Report how many lines in the entries below hold the word "color". Your answer is that number alone.

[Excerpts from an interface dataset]
· · ·

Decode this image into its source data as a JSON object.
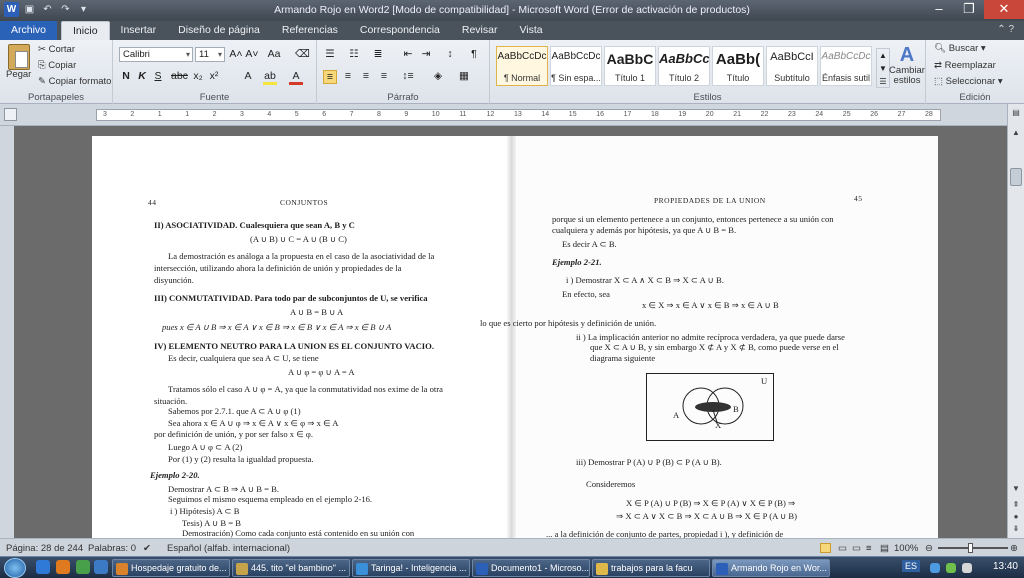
{
  "window": {
    "title": "Armando Rojo en Word2 [Modo de compatibilidad]  -  Microsoft Word (Error de activación de productos)",
    "controls": [
      "–",
      "❐",
      "✕"
    ]
  },
  "tabs": [
    "Archivo",
    "Inicio",
    "Insertar",
    "Diseño de página",
    "Referencias",
    "Correspondencia",
    "Revisar",
    "Vista"
  ],
  "active_tab": "Inicio",
  "ribbon": {
    "clipboard": {
      "label": "Portapapeles",
      "paste": "Pegar",
      "cut": "Cortar",
      "copy": "Copiar",
      "format_painter": "Copiar formato"
    },
    "font": {
      "label": "Fuente",
      "family": "Calibri",
      "size": "11"
    },
    "paragraph": {
      "label": "Párrafo"
    },
    "styles": {
      "label": "Estilos",
      "items": [
        {
          "sample": "AaBbCcDc",
          "name": "¶ Normal"
        },
        {
          "sample": "AaBbCcDc",
          "name": "¶ Sin espa..."
        },
        {
          "sample": "AaBbC",
          "name": "Título 1"
        },
        {
          "sample": "AaBbCc",
          "name": "Título 2"
        },
        {
          "sample": "AaBb(",
          "name": "Título"
        },
        {
          "sample": "AaBbCcI",
          "name": "Subtítulo"
        },
        {
          "sample": "AaBbCcDc",
          "name": "Énfasis sutil"
        }
      ],
      "change_styles": "Cambiar estilos"
    },
    "editing": {
      "label": "Edición",
      "find": "Buscar",
      "replace": "Reemplazar",
      "select": "Seleccionar"
    }
  },
  "ruler": {
    "numbers": [
      "3",
      "2",
      "1",
      "1",
      "2",
      "3",
      "4",
      "5",
      "6",
      "7",
      "8",
      "9",
      "10",
      "11",
      "12",
      "13",
      "14",
      "15",
      "16",
      "17",
      "18",
      "19",
      "20",
      "21",
      "22",
      "23",
      "24",
      "25",
      "26",
      "27",
      "28"
    ]
  },
  "page_left": {
    "page_number": "44",
    "header": "CONJUNTOS",
    "lines": [
      "II) ASOCIATIVIDAD. Cualesquiera que sean A, B y C",
      "(A ∪ B) ∪ C = A ∪ (B ∪ C)",
      "La demostración es análoga a la propuesta en el caso de la asociatividad de la",
      "intersección, utilizando ahora la definición de unión y propiedades de la",
      "disyunción.",
      "III) CONMUTATIVIDAD. Para todo par de subconjuntos de U, se verifica",
      "A ∪ B = B ∪ A",
      "pues   x ∈ A ∪ B ⇒ x ∈ A  ∨  x ∈ B ⇒ x ∈ B  ∨  x ∈ A ⇒ x ∈ B ∪ A",
      "IV) ELEMENTO NEUTRO PARA LA UNION ES EL CONJUNTO VACIO.",
      "Es decir, cualquiera que sea A ⊂ U, se tiene",
      "A ∪ φ = φ ∪ A = A",
      "Tratamos sólo el caso A ∪ φ = A, ya que la conmutatividad nos exime de la otra",
      "situación.",
      "Sabemos por 2.7.1. que A ⊂ A ∪ φ        (1)",
      "Sea ahora x ∈ A ∪ φ ⇒ x ∈ A  ∨  x ∈ φ ⇒ x ∈ A",
      "por definición de unión, y por ser falso x ∈ φ.",
      "Luego  A ∪ φ ⊂ A        (2)",
      "Por (1) y (2) resulta la igualdad propuesta.",
      "Ejemplo 2-20.",
      "Demostrar  A ⊂ B ⇒ A ∪ B = B.",
      "Seguimos el mismo esquema empleado en el ejemplo 2-16.",
      "i ) Hipótesis)  A ⊂ B",
      "Tesis)  A ∪ B = B",
      "Demostración)  Como cada conjunto está contenido en su unión con"
    ]
  },
  "page_right": {
    "page_number": "45",
    "header": "PROPIEDADES DE LA UNION",
    "lines": [
      "porque si un elemento pertenece a un conjunto, entonces pertenece a su unión con",
      "cualquiera y además por hipótesis, ya que A ∪ B = B.",
      "Es decir   A ⊂ B.",
      "Ejemplo 2-21.",
      "i ) Demostrar  X ⊂ A  ∧  X ⊂ B ⇒ X ⊂ A ∪ B.",
      "En efecto, sea",
      "x ∈ X ⇒ x ∈ A  ∨  x ∈ B ⇒ x ∈ A ∪ B",
      "lo que es cierto por hipótesis y definición de unión.",
      "ii ) La implicación anterior no admite recíproca verdadera, ya que puede darse",
      "que X ⊂ A ∪ B, y sin embargo X ⊄ A y X ⊄ B, como puede verse en el",
      "diagrama siguiente",
      "iii) Demostrar  P (A) ∪ P (B) ⊂ P (A ∪ B).",
      "Consideremos",
      "X ∈ P (A) ∪ P (B) ⇒ X ∈ P (A)  ∨  X ∈ P (B) ⇒",
      "⇒ X ⊂ A  ∨  X ⊂ B ⇒ X ⊂ A ∪ B ⇒ X ∈ P (A ∪ B)",
      "... a la definición de conjunto de partes, propiedad i ), y definición de"
    ],
    "venn_labels": {
      "universe": "U",
      "a": "A",
      "b": "B",
      "x": "X"
    }
  },
  "status": {
    "page": "Página: 28 de 244",
    "words": "Palabras: 0",
    "language": "Español (alfab. internacional)",
    "zoom": "100%"
  },
  "taskbar": {
    "items": [
      {
        "label": "Hospedaje gratuito de...",
        "color": "#d9822b"
      },
      {
        "label": "445. tito \"el bambino\" ...",
        "color": "#c5a34a"
      },
      {
        "label": "Taringa! - Inteligencia ...",
        "color": "#3b8ed8"
      },
      {
        "label": "Documento1 - Microso...",
        "color": "#2b5fb8"
      },
      {
        "label": "trabajos para la facu",
        "color": "#e0b84a"
      },
      {
        "label": "Armando Rojo en Wor...",
        "color": "#2b5fb8"
      }
    ],
    "language_indicator": "ES",
    "clock": "13:40"
  }
}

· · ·

▸ **Answer below**
6